The task: Here are the records. Print them all exactly.

[Collected data entries]

+-------+

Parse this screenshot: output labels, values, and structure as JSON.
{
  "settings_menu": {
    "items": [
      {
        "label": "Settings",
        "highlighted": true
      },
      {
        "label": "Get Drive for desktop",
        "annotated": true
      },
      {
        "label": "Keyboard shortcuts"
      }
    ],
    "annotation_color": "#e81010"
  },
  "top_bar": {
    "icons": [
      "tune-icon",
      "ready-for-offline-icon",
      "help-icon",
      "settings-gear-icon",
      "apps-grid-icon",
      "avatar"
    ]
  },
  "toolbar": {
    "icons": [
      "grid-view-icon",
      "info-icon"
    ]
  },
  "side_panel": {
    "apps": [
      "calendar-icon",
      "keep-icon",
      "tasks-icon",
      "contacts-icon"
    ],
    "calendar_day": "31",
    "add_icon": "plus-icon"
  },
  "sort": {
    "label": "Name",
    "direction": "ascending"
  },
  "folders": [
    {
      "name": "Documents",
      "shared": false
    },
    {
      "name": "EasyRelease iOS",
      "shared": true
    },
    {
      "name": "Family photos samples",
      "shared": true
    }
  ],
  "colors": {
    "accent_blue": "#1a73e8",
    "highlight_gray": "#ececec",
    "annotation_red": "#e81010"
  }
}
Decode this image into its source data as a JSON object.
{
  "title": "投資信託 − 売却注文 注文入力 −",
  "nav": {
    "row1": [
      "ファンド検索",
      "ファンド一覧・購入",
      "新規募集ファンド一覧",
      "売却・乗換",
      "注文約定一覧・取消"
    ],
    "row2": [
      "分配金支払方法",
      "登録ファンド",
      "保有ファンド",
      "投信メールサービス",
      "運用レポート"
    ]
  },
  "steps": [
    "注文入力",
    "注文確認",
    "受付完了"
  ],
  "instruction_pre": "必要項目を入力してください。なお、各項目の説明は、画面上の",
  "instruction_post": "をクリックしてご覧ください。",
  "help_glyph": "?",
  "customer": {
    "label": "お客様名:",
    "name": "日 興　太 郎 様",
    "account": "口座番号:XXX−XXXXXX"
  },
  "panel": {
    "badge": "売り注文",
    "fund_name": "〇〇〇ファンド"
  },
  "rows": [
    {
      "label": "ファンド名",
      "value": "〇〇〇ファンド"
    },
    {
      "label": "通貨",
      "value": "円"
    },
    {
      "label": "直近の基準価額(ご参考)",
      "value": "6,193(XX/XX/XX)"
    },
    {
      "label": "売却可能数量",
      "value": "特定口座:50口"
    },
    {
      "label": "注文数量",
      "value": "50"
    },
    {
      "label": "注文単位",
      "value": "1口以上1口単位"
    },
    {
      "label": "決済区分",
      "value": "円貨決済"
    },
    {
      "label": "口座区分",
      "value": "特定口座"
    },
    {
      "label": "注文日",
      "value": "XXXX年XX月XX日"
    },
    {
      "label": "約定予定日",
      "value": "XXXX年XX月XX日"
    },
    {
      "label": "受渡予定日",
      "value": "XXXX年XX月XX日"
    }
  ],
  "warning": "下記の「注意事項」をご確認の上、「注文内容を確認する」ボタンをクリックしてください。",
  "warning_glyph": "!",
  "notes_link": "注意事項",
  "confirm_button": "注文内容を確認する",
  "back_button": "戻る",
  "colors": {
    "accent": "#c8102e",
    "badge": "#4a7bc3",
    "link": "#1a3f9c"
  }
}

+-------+

Answer:
Parse this screenshot: output labels, values, and structure as JSON.
{
  "settings_menu": {
    "items": [
      {
        "label": "Settings",
        "highlighted": true
      },
      {
        "label": "Get Drive for desktop",
        "annotated": true
      },
      {
        "label": "Keyboard shortcuts"
      }
    ],
    "annotation_color": "#e81010"
  },
  "top_bar": {
    "icons": [
      "tune-icon",
      "ready-for-offline-icon",
      "help-icon",
      "settings-gear-icon",
      "apps-grid-icon",
      "avatar"
    ]
  },
  "toolbar": {
    "icons": [
      "grid-view-icon",
      "info-icon"
    ]
  },
  "side_panel": {
    "apps": [
      "calendar-icon",
      "keep-icon",
      "tasks-icon",
      "contacts-icon"
    ],
    "calendar_day": "31",
    "add_icon": "plus-icon"
  },
  "sort": {
    "label": "Name",
    "direction": "ascending"
  },
  "folders": [
    {
      "name": "Documents",
      "shared": false
    },
    {
      "name": "EasyRelease iOS",
      "shared": true
    },
    {
      "name": "Family photos samples",
      "shared": true
    }
  ],
  "colors": {
    "accent_blue": "#1a73e8",
    "highlight_gray": "#ececec",
    "annotation_red": "#e81010"
  }
}
Decode this image into its source data as a JSON object.
{
  "title": "投資信託 − 売却注文 注文入力 −",
  "nav": {
    "row1": [
      "ファンド検索",
      "ファンド一覧・購入",
      "新規募集ファンド一覧",
      "売却・乗換",
      "注文約定一覧・取消"
    ],
    "row2": [
      "分配金支払方法",
      "登録ファンド",
      "保有ファンド",
      "投信メールサービス",
      "運用レポート"
    ]
  },
  "steps": [
    "注文入力",
    "注文確認",
    "受付完了"
  ],
  "instruction_pre": "必要項目を入力してください。なお、各項目の説明は、画面上の",
  "instruction_post": "をクリックしてご覧ください。",
  "help_glyph": "?",
  "customer": {
    "label": "お客様名:",
    "name": "日 興　太 郎 様",
    "account": "口座番号:XXX−XXXXXX"
  },
  "panel": {
    "badge": "売り注文",
    "fund_name": "〇〇〇ファンド"
  },
  "rows": [
    {
      "label": "ファンド名",
      "value": "〇〇〇ファンド"
    },
    {
      "label": "通貨",
      "value": "円"
    },
    {
      "label": "直近の基準価額(ご参考)",
      "value": "6,193(XX/XX/XX)"
    },
    {
      "label": "売却可能数量",
      "value": "特定口座:50口"
    },
    {
      "label": "注文数量",
      "value": "50"
    },
    {
      "label": "注文単位",
      "value": "1口以上1口単位"
    },
    {
      "label": "決済区分",
      "value": "円貨決済"
    },
    {
      "label": "口座区分",
      "value": "特定口座"
    },
    {
      "label": "注文日",
      "value": "XXXX年XX月XX日"
    },
    {
      "label": "約定予定日",
      "value": "XXXX年XX月XX日"
    },
    {
      "label": "受渡予定日",
      "value": "XXXX年XX月XX日"
    }
  ],
  "warning": "下記の「注意事項」をご確認の上、「注文内容を確認する」ボタンをクリックしてください。",
  "warning_glyph": "!",
  "notes_link": "注意事項",
  "confirm_button": "注文内容を確認する",
  "back_button": "戻る",
  "colors": {
    "accent": "#c8102e",
    "badge": "#4a7bc3",
    "link": "#1a3f9c"
  }
}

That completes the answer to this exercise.